After a thorough investigation of the incident, state inspectors fined St. Mary’s for their failure to adequately document how it handles emergency transfers from other hospitals. St. Mary’s was also was fined for their failure to provide emergency neurology services. (This was the type of specialist that was needed to render the proper treatment to the child at issue in this investigation.)
Several other local hospitals have been cited over the past five years for similar problems. In addition to fines and citations levied by the state, these patients and their families may be entitled to compensation for their injuries and /or death. Recently, another case of note is that of a Boca Raton woman who died after two hospital’s emergency rooms, West Boca Medical Center and Delray Medical Center were unable to find a neurosurgeon to render treatment to her following her stroke. Her family filed a medical malpractice suit and has received almost $2 million in a settlement.

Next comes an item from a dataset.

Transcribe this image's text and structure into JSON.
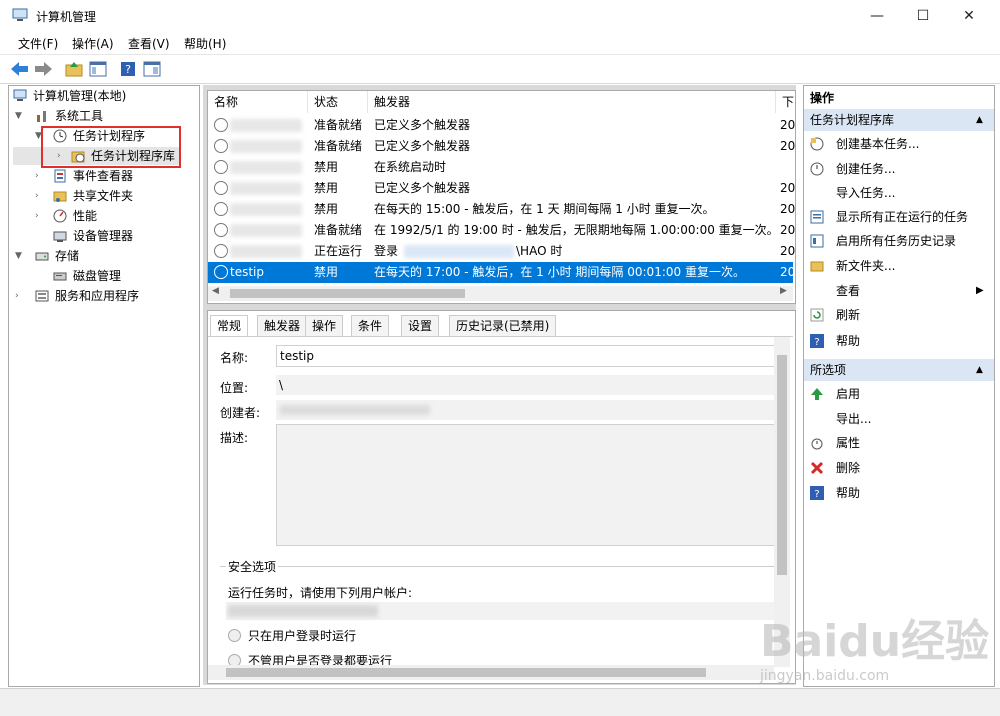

It is clear that pursuant to state and federal “patient dumping” laws, hospitals that offer a specific service to insured and self-pay patients, also must offer the service for emergency patients. The reasoning behind this law is that hospitals that benefit financially from offering these specialists to their elective patients cannot refuse to provide them to their emergency room patients, some of whom may lack insurance coverage. This law prevents patients from being “dumped” onto other hospitals due to lack of insurance.
Lack of insurance should not determine the quality of care one receives when they are in need of emergent care in the hospital. Patients with severe and life threatening inures do not have luxury of time to shop around for the hospital that will have the necessary specialists to treat them with the degree of competence they deserve. If a patient who electively chooses a hospital for the high quality of their doctors can seek a specialist’s services, then an Emergency room patient in that same hospital should have the same right to be treated by the same high quality specialist. The practice of transferring ER patients to other hospitals at the expense of that patient’s well-being is morally repugnant and can not be justified by payment issues. This is emergent care- in many cases these patients must be attended to quickly in order to save their lives. Every second counts…their life depends on it.